Whether you have a growing side project, want to take the next step in your career, or are leading your own entrepreneurial venture, your personal brand can have a huge impact on your success. After all, your personal brand portrays who you are and how you add value to the world. But it can also hold you back if it’s not developed with intention and care.
At a recent Squad Talks event, Founder and CEO of Squad Isa Watson moderated a discussion between Kristina Budelis, Co-Founder & President of KitSplit and Forbes 30 under 30, Darren Harris, Co-Founder & CEO of PANNtv and VP at Goldman Sachs, and Prerna Singh, VP of Product at CoEdition and Co-Lead of Women in Product NYC, about the ins and outs of building your personal brand—even when you work at a company.
Truth is, brands happen whether you like it or not. According to Darren, “everyone has their own personal brand. Everyone’s going to think about you in some perspective.” Because of this inevitability, it’s crucial to be intentional with what you put out to the world.
Similarly, Kristina has become increasingly deliberate with her brand as her career has evolved from a video producer at The New Yorker to an entrepreneur in the electronics marketplace. She said,
Early on in my career, I think I had a LinkedIn because you’re supposed to, but I didn’t think that much, for example, about my different online presences and how important they could be. Over the years, I’ve realized they can have a big impact on how people perceive you—and the opportunities that are available.
The first step in cultivating your personal brand? Knowing the principles you want to project. One exercise that Darren does every year is to write out the resume he wants want to have in twenty years and then to think about his brand within that framework. Even if your goals eventually shift, having a destination in mind will help chart an initial course for your brand and navigate the steps in between.
Once you’ve decided on your core values, building a personal brand relies on a foundation of consistency. Prerna’s suggestion: pick a platform and show up. She added,
For me, I realized quickly that I struggle to publish my writing—I have a graveyard of Medium draft posts. But where I feel really authentic is in person, doing the on-the-ground community work. And so I focused myself doing events for Women in Product and a number of other organizations that I am a part of.
From there, building a personal brand is about compounding wins over time. She said, “It’s not about having to make this heroic effort to build your brand, it’s about every small thing that you do and that adds up over time.”

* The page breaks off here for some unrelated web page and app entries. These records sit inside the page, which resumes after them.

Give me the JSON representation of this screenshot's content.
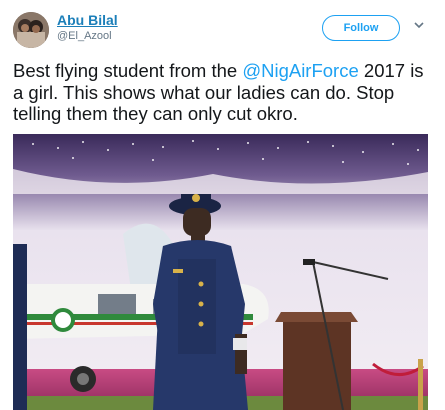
{
  "tweet": {
    "author_name": "Abu Bilal",
    "author_handle": "@El_Azool",
    "follow_label": "Follow",
    "text_before": "Best flying student from the ",
    "mention": "@NigAirForce",
    "text_after": " 2017 is a girl.  This shows what our ladies can do. Stop telling them they can only cut okro."
  },
  "icons": {
    "menu": "chevron-down-icon"
  },
  "colors": {
    "link": "#1da1f2",
    "name": "#1c7fb9",
    "handle": "#657786",
    "uniform": "#1f2f57"
  }
}
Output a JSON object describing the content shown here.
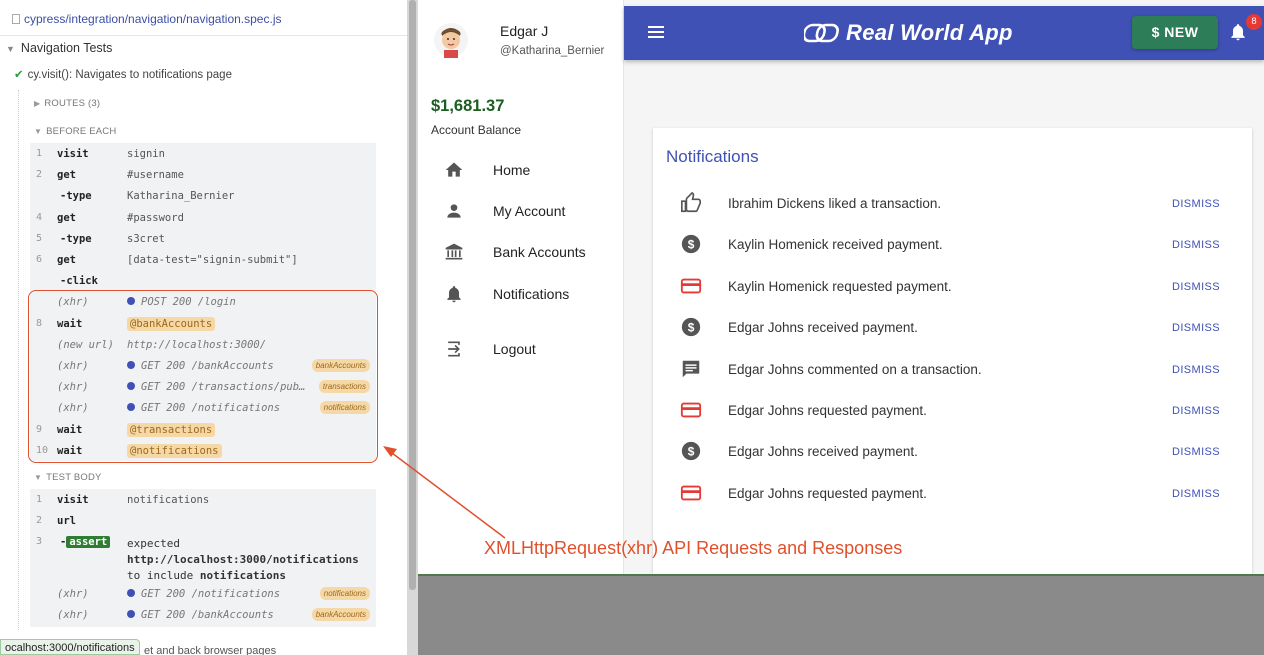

Want some help in being consistent? If your platform is online, there are a lot of tools you can use. Isa mentioned some of our favorites: “On Twitter, I’ll schedule my tweets on Sunday for a week or two through Hootsuite when I feel like I’m in the mindset to do it. On Instagram, I actually have my pictures scheduled out for the next month on this app called Planoly. When it comes to consistency, sometimes it’s easier to work in batches than to hold yourself accountable throughout the week.”
Kristina also suggested creating a personal website. “Everyone Googles you, it’s just a fact. So it’s nice to have a result that you have more control over.” And if you’re looking to differentiate your brand within a larger corporation, Darren suggested becoming an expert in something: “we spread ourselves very thin, but if you become an expert in something, you can build personal relationships and become known as someone people can go to.”
Fundamentally, your personal brand is all about connecting with others and opening new opportunities for connection. This naturally ties into authenticity and vulnerability—if you aren’t bringing yourself to your brand, you can’t expect others to relate in a meaningful way.
Part of the evolution of Kristina’s personal brand has been around becoming more authentic. She said, “I think, starting in journalism, I was a little scared about putting certain things out there. Now I think I’m more confident in walking that line. I’ve become more comfortable sharing like funnier, personal things in a deliberate way.”
Unsure how much to share? Prerna added,
I struggled with this a lot too when I was first starting off at Women in Product. I had to go back and find my values and what are the things that I’m comfortable sharing—and what are the things that I’m not.
For her, writing down both what is important to her and her level of comfort was crucial in helping her feel confident in what she shares.
No matter where you’re at with your brand, one thing our panelists agreed on was that our online selves don’t have to be perfect. In fact, finding ways to be vulnerable and express the full range of your experience can resonate with and be inspiring to a lot of people. Your personal brand is yours—so own it.